The Los Angeles Dodgers are going dairy-free. And there’s a t-shirt to prove it.
Growing up, many of us were taught that milk does a body good – especially if you want to be an athlete. But in recent years, many professional athletes have cut dairy out of their diets – including seven members of the LA Dodgers. You can now even buy an officially licensed “Dairy Free” t-shirt styled like the team’s vintage logo.
According to The Athletic, Dodgers players Corey Seager, Max Muncy, Kiké Hernandez, Ross Stripling, David Freese, and Kenley Jansen have all gone dairy-free. The shirt features four of their names on the front.
The shift to a dairy-free diet happened at the advice of retired Dodgers second baseman, Chase Utley, who cut dairy out of his diet a few years ago as he approached 40 in order to fight signs of aging. The southpaw found that his new lifestyle came with other health benefits, alleviating his chronic pain and inflammation.
According to SBNation, Utley advised his teammates to do the same and other Dodgers players followed suit. Hernandez went dairy-free after the 2017 season. Seager, who cut dairy out of his diet while recovering from surgery last August, lost nearly 30 pounds prior to reporting for spring training last week. He credits his new diet for allowing him to still exercise while in recovery.
Twenty-eight-year-old infielder Muncy said that the weight loss and reduced inflammation was a big enough “selling point” to convince him to go dairy-free as well.

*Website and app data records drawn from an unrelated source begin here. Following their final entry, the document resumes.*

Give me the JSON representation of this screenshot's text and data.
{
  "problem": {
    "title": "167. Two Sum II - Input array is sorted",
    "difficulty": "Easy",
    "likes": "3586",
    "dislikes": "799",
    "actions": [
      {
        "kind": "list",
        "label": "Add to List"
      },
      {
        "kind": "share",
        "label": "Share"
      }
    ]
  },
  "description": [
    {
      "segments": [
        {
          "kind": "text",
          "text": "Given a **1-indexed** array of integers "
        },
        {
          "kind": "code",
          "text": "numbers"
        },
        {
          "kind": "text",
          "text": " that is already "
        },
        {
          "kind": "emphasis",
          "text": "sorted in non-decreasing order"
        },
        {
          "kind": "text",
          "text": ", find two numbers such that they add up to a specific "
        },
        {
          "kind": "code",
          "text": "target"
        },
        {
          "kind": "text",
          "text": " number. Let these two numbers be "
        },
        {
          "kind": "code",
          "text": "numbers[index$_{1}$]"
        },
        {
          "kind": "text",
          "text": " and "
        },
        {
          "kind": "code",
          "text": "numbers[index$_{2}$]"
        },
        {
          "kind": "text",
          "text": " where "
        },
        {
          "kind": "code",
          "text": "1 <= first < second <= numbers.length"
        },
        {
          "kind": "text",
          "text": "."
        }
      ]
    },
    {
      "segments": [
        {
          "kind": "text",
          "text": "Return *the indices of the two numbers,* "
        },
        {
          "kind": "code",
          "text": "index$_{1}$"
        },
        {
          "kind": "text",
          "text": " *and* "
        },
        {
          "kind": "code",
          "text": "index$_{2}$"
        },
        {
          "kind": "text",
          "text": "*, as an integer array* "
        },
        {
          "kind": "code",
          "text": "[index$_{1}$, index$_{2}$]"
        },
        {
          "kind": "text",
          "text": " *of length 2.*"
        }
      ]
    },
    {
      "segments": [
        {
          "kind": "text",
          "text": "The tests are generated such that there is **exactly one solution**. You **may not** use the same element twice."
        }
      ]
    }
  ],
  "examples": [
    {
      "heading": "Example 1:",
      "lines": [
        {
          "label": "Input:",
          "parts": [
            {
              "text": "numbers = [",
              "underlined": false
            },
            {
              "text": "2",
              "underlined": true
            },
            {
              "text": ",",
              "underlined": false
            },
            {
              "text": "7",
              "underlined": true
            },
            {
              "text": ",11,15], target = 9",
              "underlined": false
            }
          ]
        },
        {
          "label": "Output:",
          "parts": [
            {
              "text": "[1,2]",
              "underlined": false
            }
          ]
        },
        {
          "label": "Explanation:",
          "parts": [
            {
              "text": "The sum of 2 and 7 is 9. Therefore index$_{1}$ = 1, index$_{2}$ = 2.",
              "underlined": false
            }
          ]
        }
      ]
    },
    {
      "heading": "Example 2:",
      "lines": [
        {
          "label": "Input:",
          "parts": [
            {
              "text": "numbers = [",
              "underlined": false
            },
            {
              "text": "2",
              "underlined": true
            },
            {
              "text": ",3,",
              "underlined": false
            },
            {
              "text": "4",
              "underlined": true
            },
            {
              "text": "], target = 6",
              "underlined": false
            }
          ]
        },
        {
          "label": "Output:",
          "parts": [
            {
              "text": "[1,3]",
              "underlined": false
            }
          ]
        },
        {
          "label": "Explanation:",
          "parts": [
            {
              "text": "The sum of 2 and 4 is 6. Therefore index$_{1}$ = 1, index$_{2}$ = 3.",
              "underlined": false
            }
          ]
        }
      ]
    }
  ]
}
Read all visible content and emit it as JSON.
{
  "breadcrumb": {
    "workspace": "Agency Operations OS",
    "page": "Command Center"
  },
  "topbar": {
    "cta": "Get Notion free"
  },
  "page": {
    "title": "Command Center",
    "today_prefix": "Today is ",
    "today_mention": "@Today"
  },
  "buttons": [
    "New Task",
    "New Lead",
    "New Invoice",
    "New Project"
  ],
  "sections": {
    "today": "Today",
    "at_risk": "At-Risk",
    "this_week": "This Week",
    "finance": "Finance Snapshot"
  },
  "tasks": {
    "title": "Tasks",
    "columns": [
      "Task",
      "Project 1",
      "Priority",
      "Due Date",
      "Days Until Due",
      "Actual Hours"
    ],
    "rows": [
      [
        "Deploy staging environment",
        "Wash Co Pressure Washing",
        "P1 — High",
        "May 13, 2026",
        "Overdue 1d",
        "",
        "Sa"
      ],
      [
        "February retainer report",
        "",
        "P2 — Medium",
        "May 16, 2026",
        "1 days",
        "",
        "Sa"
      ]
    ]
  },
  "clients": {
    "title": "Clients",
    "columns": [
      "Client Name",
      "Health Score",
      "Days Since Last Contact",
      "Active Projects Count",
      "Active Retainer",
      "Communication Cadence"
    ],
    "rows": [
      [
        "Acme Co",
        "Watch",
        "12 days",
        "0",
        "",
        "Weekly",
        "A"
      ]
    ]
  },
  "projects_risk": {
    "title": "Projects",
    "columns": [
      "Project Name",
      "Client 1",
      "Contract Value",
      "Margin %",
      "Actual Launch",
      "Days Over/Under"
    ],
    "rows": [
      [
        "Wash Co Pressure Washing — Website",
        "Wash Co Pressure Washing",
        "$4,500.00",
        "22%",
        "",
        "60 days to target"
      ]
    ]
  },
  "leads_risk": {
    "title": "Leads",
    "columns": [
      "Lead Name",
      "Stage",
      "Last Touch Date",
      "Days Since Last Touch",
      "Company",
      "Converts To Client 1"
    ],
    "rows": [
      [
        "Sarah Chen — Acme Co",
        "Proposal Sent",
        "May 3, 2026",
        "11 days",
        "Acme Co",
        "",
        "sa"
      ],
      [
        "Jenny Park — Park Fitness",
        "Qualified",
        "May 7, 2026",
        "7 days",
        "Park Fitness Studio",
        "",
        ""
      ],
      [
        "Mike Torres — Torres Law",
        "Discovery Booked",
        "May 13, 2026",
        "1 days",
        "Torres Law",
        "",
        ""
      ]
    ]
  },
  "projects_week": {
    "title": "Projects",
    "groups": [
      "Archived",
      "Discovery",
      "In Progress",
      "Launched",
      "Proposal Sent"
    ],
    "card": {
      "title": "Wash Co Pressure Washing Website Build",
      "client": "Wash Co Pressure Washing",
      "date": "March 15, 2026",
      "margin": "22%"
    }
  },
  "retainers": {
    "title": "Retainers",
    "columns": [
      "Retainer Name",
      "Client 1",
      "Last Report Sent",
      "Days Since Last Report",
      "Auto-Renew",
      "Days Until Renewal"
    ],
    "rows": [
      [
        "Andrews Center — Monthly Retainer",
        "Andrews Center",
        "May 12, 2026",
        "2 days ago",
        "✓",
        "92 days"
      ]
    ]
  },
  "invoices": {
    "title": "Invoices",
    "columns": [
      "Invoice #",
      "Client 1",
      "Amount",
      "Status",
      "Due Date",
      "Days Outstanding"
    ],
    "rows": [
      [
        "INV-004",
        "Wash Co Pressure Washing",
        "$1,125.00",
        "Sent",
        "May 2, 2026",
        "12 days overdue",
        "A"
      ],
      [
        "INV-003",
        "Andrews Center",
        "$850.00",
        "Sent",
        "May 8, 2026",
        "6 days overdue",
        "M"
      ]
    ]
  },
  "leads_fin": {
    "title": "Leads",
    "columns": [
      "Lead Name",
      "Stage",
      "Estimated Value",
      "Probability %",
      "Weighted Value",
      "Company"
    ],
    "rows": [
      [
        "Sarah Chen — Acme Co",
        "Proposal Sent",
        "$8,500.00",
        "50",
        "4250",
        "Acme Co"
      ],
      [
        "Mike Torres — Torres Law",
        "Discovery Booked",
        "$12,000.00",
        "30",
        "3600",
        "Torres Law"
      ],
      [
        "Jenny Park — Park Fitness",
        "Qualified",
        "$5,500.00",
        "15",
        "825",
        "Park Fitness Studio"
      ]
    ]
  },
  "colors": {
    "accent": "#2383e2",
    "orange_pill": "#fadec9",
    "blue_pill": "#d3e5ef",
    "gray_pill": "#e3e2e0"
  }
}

“You’re talking about playing 162 games in 180 days. You’re talking about wearing cleats for all of those, which hurts your feet. Everything hurts. Anything you can do to gain an edge and make your body feel better on a daily basis, why wouldn’t you try it?,” Muncy told The Athletic.
The Dodgers join a growing number of athletes across all sports who are cutting out dairy for the health benefits.
Fifteen members of NFL’s Tennessee Titans adopted a plant-based meal plan with the help of Chef Charity Morgan, wife of linebacker Derrick Morgan. Athletes cited reduced inflammation, higher energy levels, faster recovery, and better performance on the field. “It’s been good. I still love it. I feel great. It helps me keep my weight down, too, because it can get too high in offseason as I eat a little bit more,” said defensive tackle Jurrell Casey.
Héctor Bellerín right-front for the English soccer team Arsenal, also credits his health improvements to a plant-based diet. “I always had a little problem with my ankles when I had played very hard games they would get a bit inflamed and stiff, and now I don’t even have to strap them to play anymore,” he said.
Olympic weightlifter Kendrick Farris, the only American male to compete in the 2016 Rio games and a vegan since 2014, told LIVEKINDLY last October that he suffered from symptoms of lactose intolerance for years.
When he ditched dairy, his performance and recover improved. He now campaigns for Switch4Good, which aims to educate athletes about how dairy affects health and how to swap it for plant-based versions. “Many athletes are quietly making a move to dairy-free alternatives regardless of propaganda to keep everyone on the hamster wheel,” he said, referring to the dairy industry’s “Got Milk?” campaign.
The Dodgers “Dairy Free” t-shirt is available on BreakingT.